Drugs will soon be delivered in humans by 3D Printed Carriers
Korean scientists delivered a perpetual amount of immune-suppressive agent in test research with animal models using a 3D printed carrier. The carrier is a mixture of hydrogel and microspheres that provides robust integrity and immune-repressive drug cyclosporine A (or CsA) in such an amount that is enough to deal with immune rejection, so no additional drugs are required. They intended to show that the use of subcutaneous 3D printed system for delivering drugs was effective for achieving sustained and local CsA and to study the immune-suppressive effect after CsA’s are transplanted.
Dong-Woo from POSTECH explained that the meliorated potential of the combine hydrogel and microsphere system and its power to keep the shape and integrity during implantation promoted the delivery of the sustained CsA release hindering the quickening of cytokines secretion associated with the immune rejection.
The scientists pointed that they have carried out a number of trials of CsA delivery grounded on the microspheres and hydrogels, but a lot of them resulted in serious problems like damage of organs because of microsphere movement from the injection site. In addition, some kinds of poor mechanical properties in other systems resulted in untimely dissolution and some limitations on the drug load quantity. Nevertheless the vehicles’ ameliorated load-bearing quality and the developed construction that was developed by the Korean team allowed the continuous release of CsA to the required place.
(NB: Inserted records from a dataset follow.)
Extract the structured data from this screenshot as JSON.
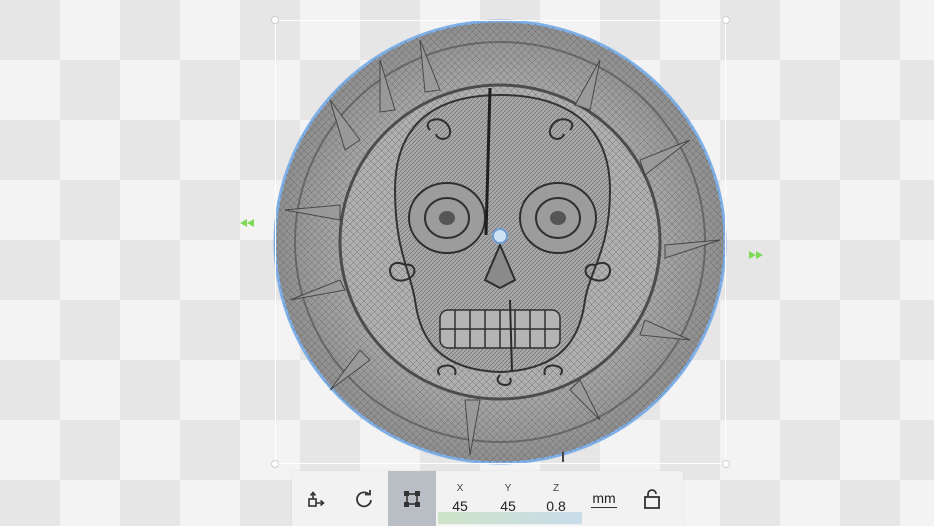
{
  "colors": {
    "accent_green": "#7ed957",
    "selection_outline": "#7fb0e8",
    "toolbar_bg": "#f2f2f2",
    "active_button_bg": "#b9bec4"
  },
  "toolbar": {
    "buttons": {
      "move_icon": "move-icon",
      "rotate_icon": "rotate-icon",
      "scale_icon": "scale-icon",
      "lock_icon": "lock-icon"
    },
    "dimensions": {
      "x_label": "X",
      "x_value": "45",
      "y_label": "Y",
      "y_value": "45",
      "z_label": "Z",
      "z_value": "0.8"
    },
    "unit": "mm"
  }
}
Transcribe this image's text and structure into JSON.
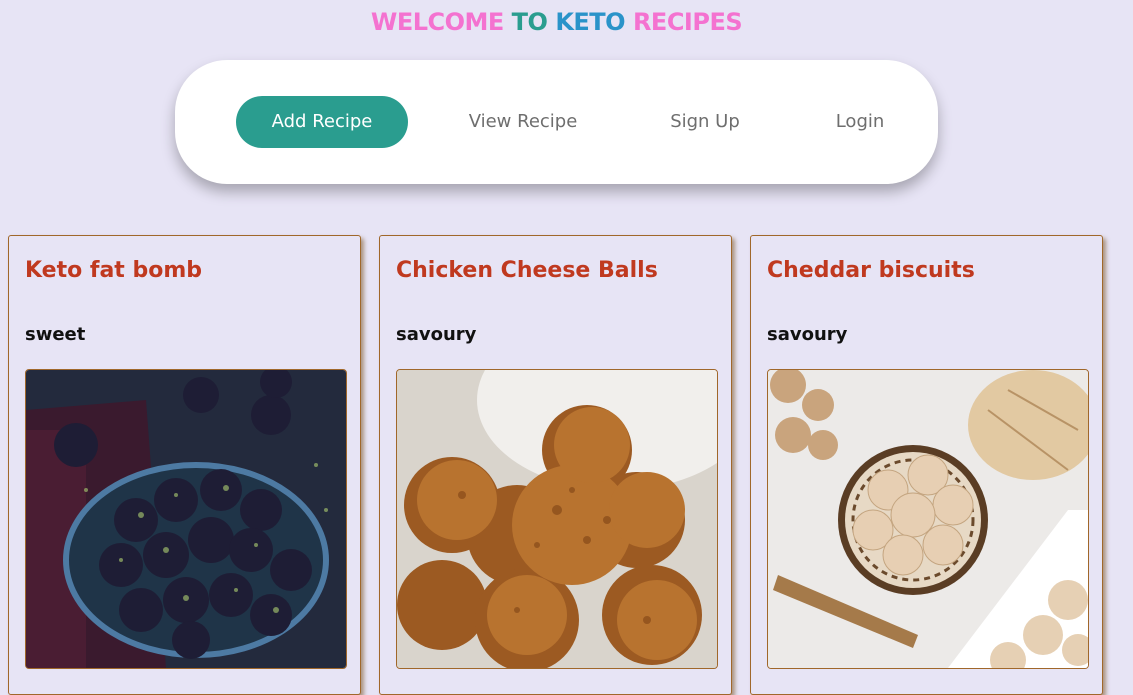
{
  "header": {
    "word1": "WELCOME",
    "word2": "TO",
    "word3": "KETO",
    "word4": "RECIPES"
  },
  "nav": {
    "add_recipe": "Add Recipe",
    "view_recipe": "View Recipe",
    "sign_up": "Sign Up",
    "login": "Login"
  },
  "recipes": [
    {
      "title": "Keto fat bomb",
      "category": "sweet"
    },
    {
      "title": "Chicken Cheese Balls",
      "category": "savoury"
    },
    {
      "title": "Cheddar biscuits",
      "category": "savoury"
    }
  ],
  "colors": {
    "background": "#e7e4f5",
    "accent": "#2a9d8f",
    "title_red": "#c0391f",
    "pink": "#f472d0",
    "blue": "#2a93c9"
  }
}
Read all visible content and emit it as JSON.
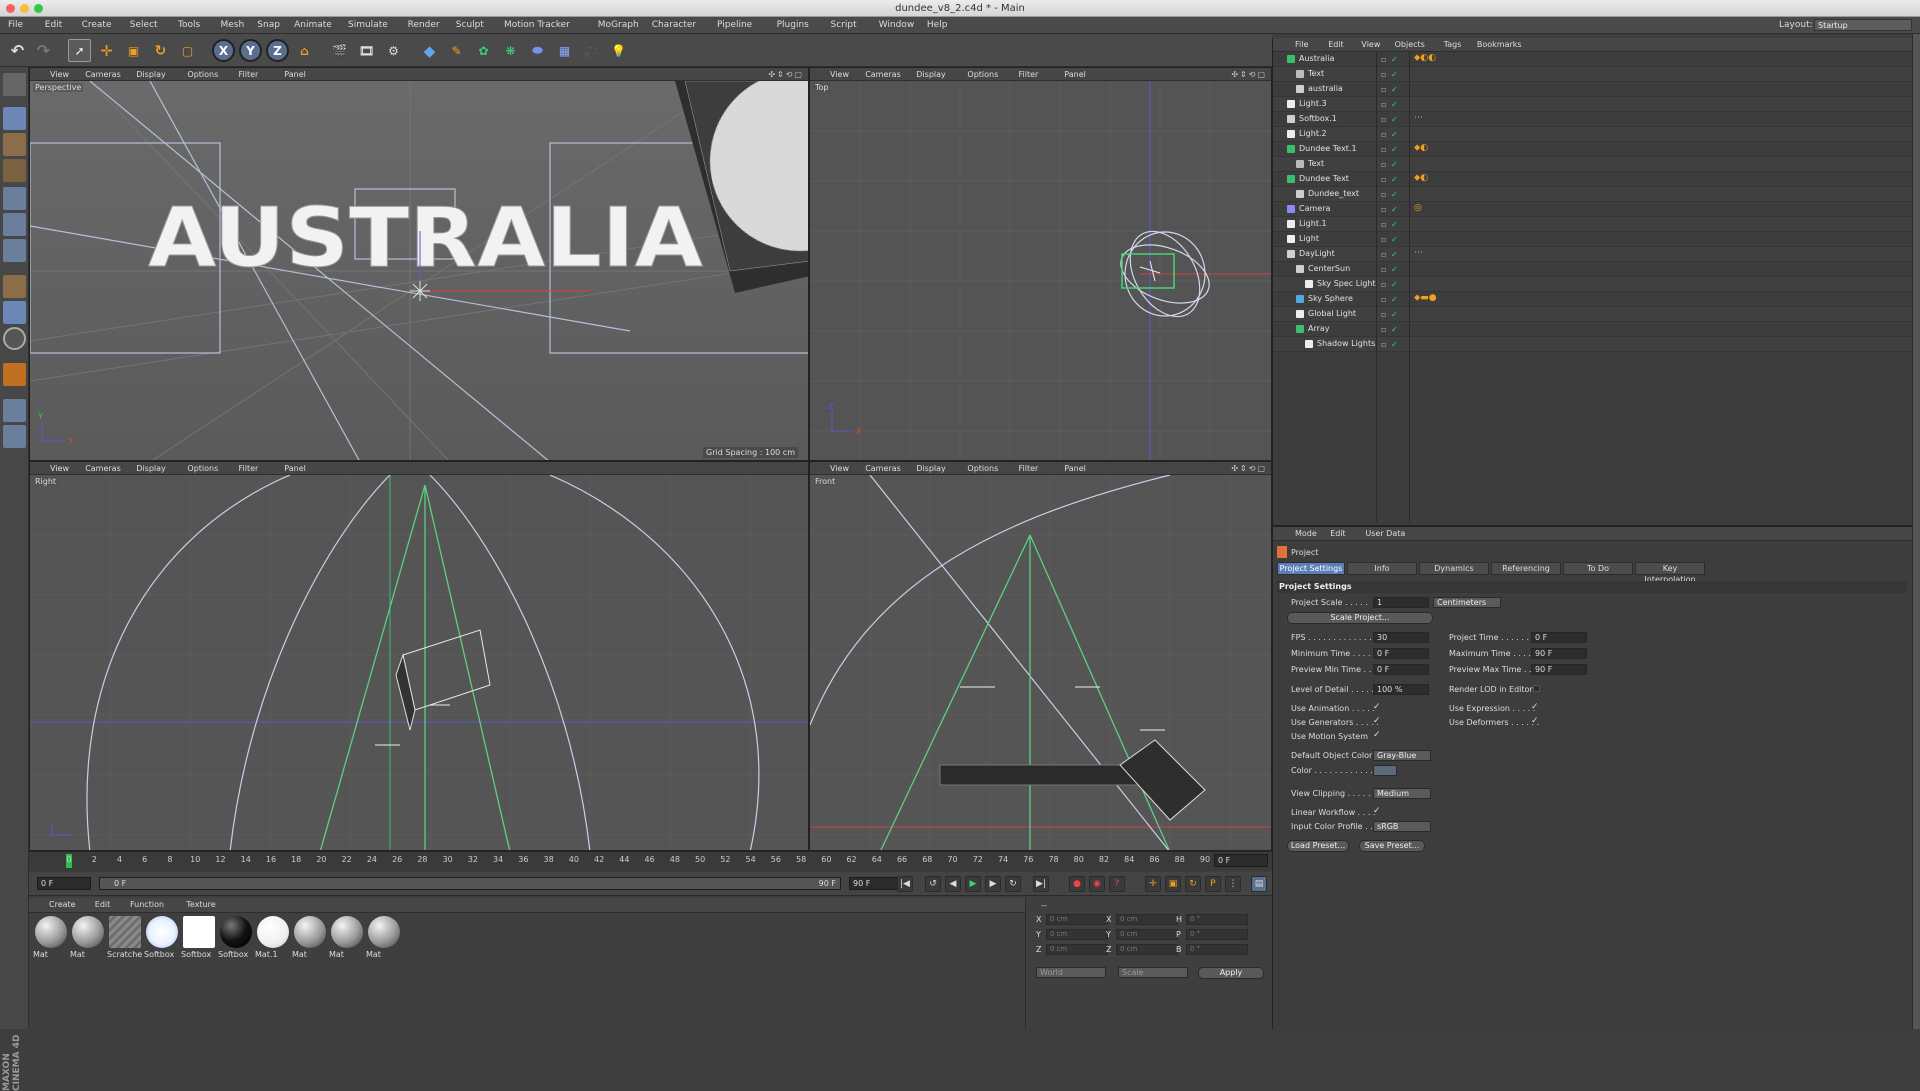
{
  "window": {
    "title": "dundee_v8_2.c4d * - Main"
  },
  "menu": [
    "File",
    "Edit",
    "Create",
    "Select",
    "Tools",
    "Mesh",
    "Snap",
    "Animate",
    "Simulate",
    "Render",
    "Sculpt",
    "Motion Tracker",
    "MoGraph",
    "Character",
    "Pipeline",
    "Plugins",
    "Script",
    "Window",
    "Help"
  ],
  "layout": {
    "label": "Layout:",
    "value": "Startup"
  },
  "toolbar": {
    "x": "X",
    "y": "Y",
    "z": "Z"
  },
  "viewport_menu": [
    "View",
    "Cameras",
    "Display",
    "Options",
    "Filter",
    "Panel"
  ],
  "viewports": {
    "perspective": "Perspective",
    "top": "Top",
    "right": "Right",
    "front": "Front",
    "grid_spacing": "Grid Spacing : 100 cm",
    "scene_text": "AUSTRALIA"
  },
  "axes": {
    "x": "X",
    "y": "Y",
    "z": "Z"
  },
  "timeline": {
    "ticks": [
      "0",
      "2",
      "4",
      "6",
      "8",
      "10",
      "12",
      "14",
      "16",
      "18",
      "20",
      "22",
      "24",
      "26",
      "28",
      "30",
      "32",
      "34",
      "36",
      "38",
      "40",
      "42",
      "44",
      "46",
      "48",
      "50",
      "52",
      "54",
      "56",
      "58",
      "60",
      "62",
      "64",
      "66",
      "68",
      "70",
      "72",
      "74",
      "76",
      "78",
      "80",
      "82",
      "84",
      "86",
      "88",
      "90"
    ],
    "current": "0 F",
    "start": "0 F",
    "range_start": "0 F",
    "range_end": "90 F",
    "end": "90 F"
  },
  "material_menu": [
    "Create",
    "Edit",
    "Function",
    "Texture"
  ],
  "materials": [
    {
      "name": "Mat",
      "style": "gray"
    },
    {
      "name": "Mat",
      "style": "gray"
    },
    {
      "name": "Scratche",
      "style": "scratch"
    },
    {
      "name": "Softbox",
      "style": "softbox"
    },
    {
      "name": "Softbox",
      "style": "white-square"
    },
    {
      "name": "Softbox",
      "style": "black"
    },
    {
      "name": "Mat.1",
      "style": "white"
    },
    {
      "name": "Mat",
      "style": "gray"
    },
    {
      "name": "Mat",
      "style": "gray"
    },
    {
      "name": "Mat",
      "style": "gray"
    }
  ],
  "coords": {
    "header": "--",
    "rows": [
      {
        "a": "X",
        "av": "0 cm",
        "b": "X",
        "bv": "0 cm",
        "c": "H",
        "cv": "0 °"
      },
      {
        "a": "Y",
        "av": "0 cm",
        "b": "Y",
        "bv": "0 cm",
        "c": "P",
        "cv": "0 °"
      },
      {
        "a": "Z",
        "av": "0 cm",
        "b": "Z",
        "bv": "0 cm",
        "c": "B",
        "cv": "0 °"
      }
    ],
    "world": "World",
    "scale": "Scale",
    "apply": "Apply"
  },
  "object_manager": {
    "menu": [
      "File",
      "Edit",
      "View",
      "Objects",
      "Tags",
      "Bookmarks"
    ],
    "objects": [
      {
        "name": "Australia",
        "indent": 0,
        "icon": "#3cbf6a"
      },
      {
        "name": "Text",
        "indent": 1,
        "icon": "#bbb"
      },
      {
        "name": "australia",
        "indent": 1,
        "icon": "#cfcfcf"
      },
      {
        "name": "Light.3",
        "indent": 0,
        "icon": "#eee"
      },
      {
        "name": "Softbox.1",
        "indent": 0,
        "icon": "#cfcfcf"
      },
      {
        "name": "Light.2",
        "indent": 0,
        "icon": "#eee"
      },
      {
        "name": "Dundee Text.1",
        "indent": 0,
        "icon": "#3cbf6a"
      },
      {
        "name": "Text",
        "indent": 1,
        "icon": "#bbb"
      },
      {
        "name": "Dundee Text",
        "indent": 0,
        "icon": "#3cbf6a"
      },
      {
        "name": "Dundee_text",
        "indent": 1,
        "icon": "#cfcfcf"
      },
      {
        "name": "Camera",
        "indent": 0,
        "icon": "#8a8af0"
      },
      {
        "name": "Light.1",
        "indent": 0,
        "icon": "#eee"
      },
      {
        "name": "Light",
        "indent": 0,
        "icon": "#eee"
      },
      {
        "name": "DayLight",
        "indent": 0,
        "icon": "#cfcfcf"
      },
      {
        "name": "CenterSun",
        "indent": 1,
        "icon": "#cfcfcf"
      },
      {
        "name": "Sky Spec Light",
        "indent": 2,
        "icon": "#eee"
      },
      {
        "name": "Sky Sphere",
        "indent": 1,
        "icon": "#4fa8e0"
      },
      {
        "name": "Global Light",
        "indent": 1,
        "icon": "#eee"
      },
      {
        "name": "Array",
        "indent": 1,
        "icon": "#3cbf6a"
      },
      {
        "name": "Shadow Lights",
        "indent": 2,
        "icon": "#eee"
      }
    ]
  },
  "attributes": {
    "menu": [
      "Mode",
      "Edit",
      "User Data"
    ],
    "object": "Project",
    "tabs": [
      "Project Settings",
      "Info",
      "Dynamics",
      "Referencing",
      "To Do",
      "Key Interpolation"
    ],
    "section": "Project Settings",
    "project_scale_label": "Project Scale . . . . .",
    "project_scale_value": "1",
    "project_scale_unit": "Centimeters",
    "scale_project": "Scale Project...",
    "fps_label": "FPS . . . . . . . . . . . . .",
    "fps": "30",
    "project_time_label": "Project Time . . . . . . .",
    "project_time": "0 F",
    "min_time_label": "Minimum Time . . . . .",
    "min_time": "0 F",
    "max_time_label": "Maximum Time . . . . .",
    "max_time": "90 F",
    "prev_min_label": "Preview Min Time . .",
    "prev_min": "0 F",
    "prev_max_label": "Preview Max Time . .",
    "prev_max": "90 F",
    "lod_label": "Level of Detail . . . . .",
    "lod": "100 %",
    "render_lod_label": "Render LOD in Editor",
    "use_anim_label": "Use Animation . . . . .",
    "use_expr_label": "Use Expression . . . . .",
    "use_gen_label": "Use Generators . . . . .",
    "use_def_label": "Use Deformers . . . . . .",
    "use_motion_label": "Use Motion System",
    "def_color_label": "Default Object Color",
    "def_color": "Gray-Blue",
    "color_label": "Color . . . . . . . . . . . . .",
    "view_clip_label": "View Clipping . . . . . .",
    "view_clip": "Medium",
    "linear_label": "Linear Workflow . . . .",
    "icp_label": "Input Color Profile . .",
    "icp": "sRGB",
    "load_preset": "Load Preset...",
    "save_preset": "Save Preset...",
    "check": "✓"
  }
}
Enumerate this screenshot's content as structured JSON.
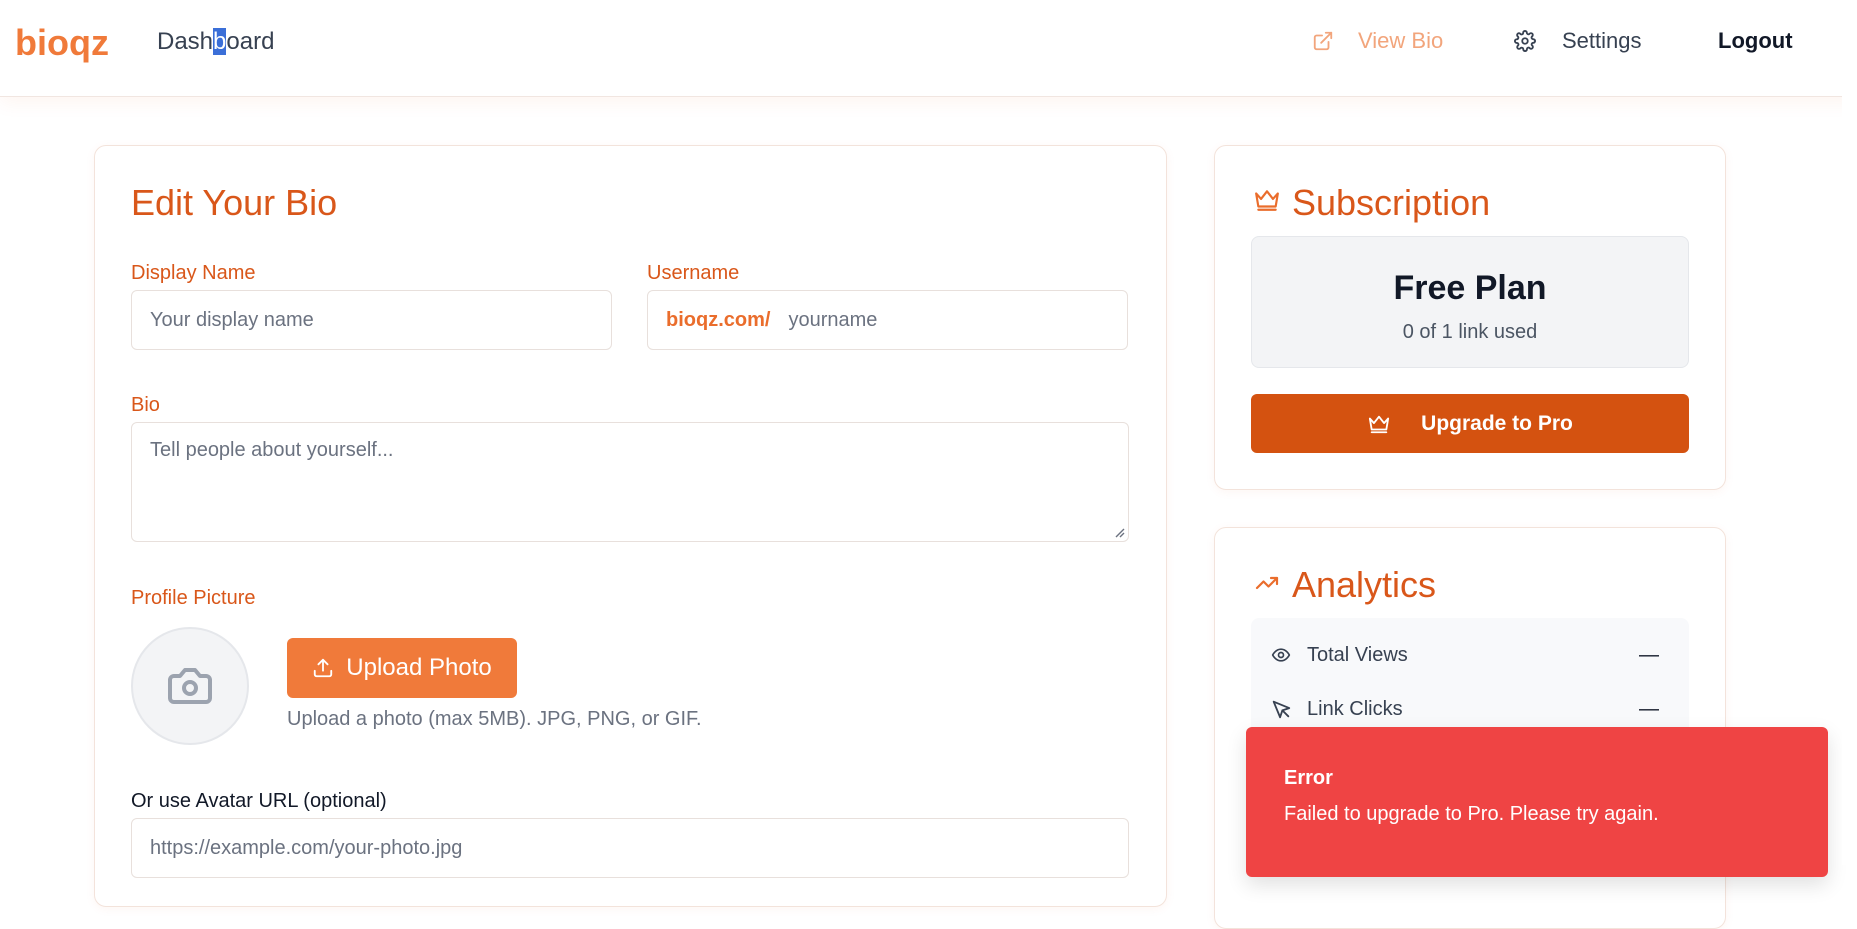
{
  "brand": {
    "logo": "bioqz",
    "accent": "#f07a3a",
    "accent_dark": "#d45210",
    "error": "#ef4444"
  },
  "nav": {
    "dashboard": {
      "before": "Dash",
      "selected": "b",
      "after": "oard"
    },
    "view_bio": "View Bio",
    "settings": "Settings",
    "logout": "Logout"
  },
  "edit_bio": {
    "title": "Edit Your Bio",
    "display_name": {
      "label": "Display Name",
      "placeholder": "Your display name"
    },
    "username": {
      "label": "Username",
      "prefix": "bioqz.com/",
      "placeholder": "yourname"
    },
    "bio": {
      "label": "Bio",
      "placeholder": "Tell people about yourself..."
    },
    "profile_picture": {
      "label": "Profile Picture",
      "upload_button": "Upload Photo",
      "help": "Upload a photo (max 5MB). JPG, PNG, or GIF."
    },
    "avatar_url": {
      "label": "Or use Avatar URL (optional)",
      "placeholder": "https://example.com/your-photo.jpg"
    }
  },
  "subscription": {
    "title": "Subscription",
    "plan_name": "Free Plan",
    "usage": "0 of 1 link used",
    "upgrade_button": "Upgrade to Pro"
  },
  "analytics": {
    "title": "Analytics",
    "stats": [
      {
        "label": "Total Views",
        "value": "—",
        "icon": "eye-icon"
      },
      {
        "label": "Link Clicks",
        "value": "—",
        "icon": "cursor-icon"
      }
    ]
  },
  "toast": {
    "title": "Error",
    "message": "Failed to upgrade to Pro. Please try again."
  }
}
Researchers who support 3D printing as one of the medical applications, write that such a profound study deals with overcoming the current cell transportation restrictions, which are the result of systemic immune-suppression.
Therapies dealing with cells often need using allogeneic cells – that are donated by other humans – or xenogenic – other species donated – can encourage immune rejection response that needs using immune-suppressive drugs to keep from transplant rejection.
Image credits: Cognizant Communication Corporation
The appearance of CsA improves the rate of successful transplantations, but systemic management needs large doses of immune-suppressants that may cause serious side effects.
The advantage of the new 3D printed carrier system is that it provides not systemic but local drug delivery. The company’s carrier may become a promising way to deal with such serious diseases as degenerative disc disease, myocardial infarction or muscular dystrophy – in other words, diseases that demand cell-based therapy.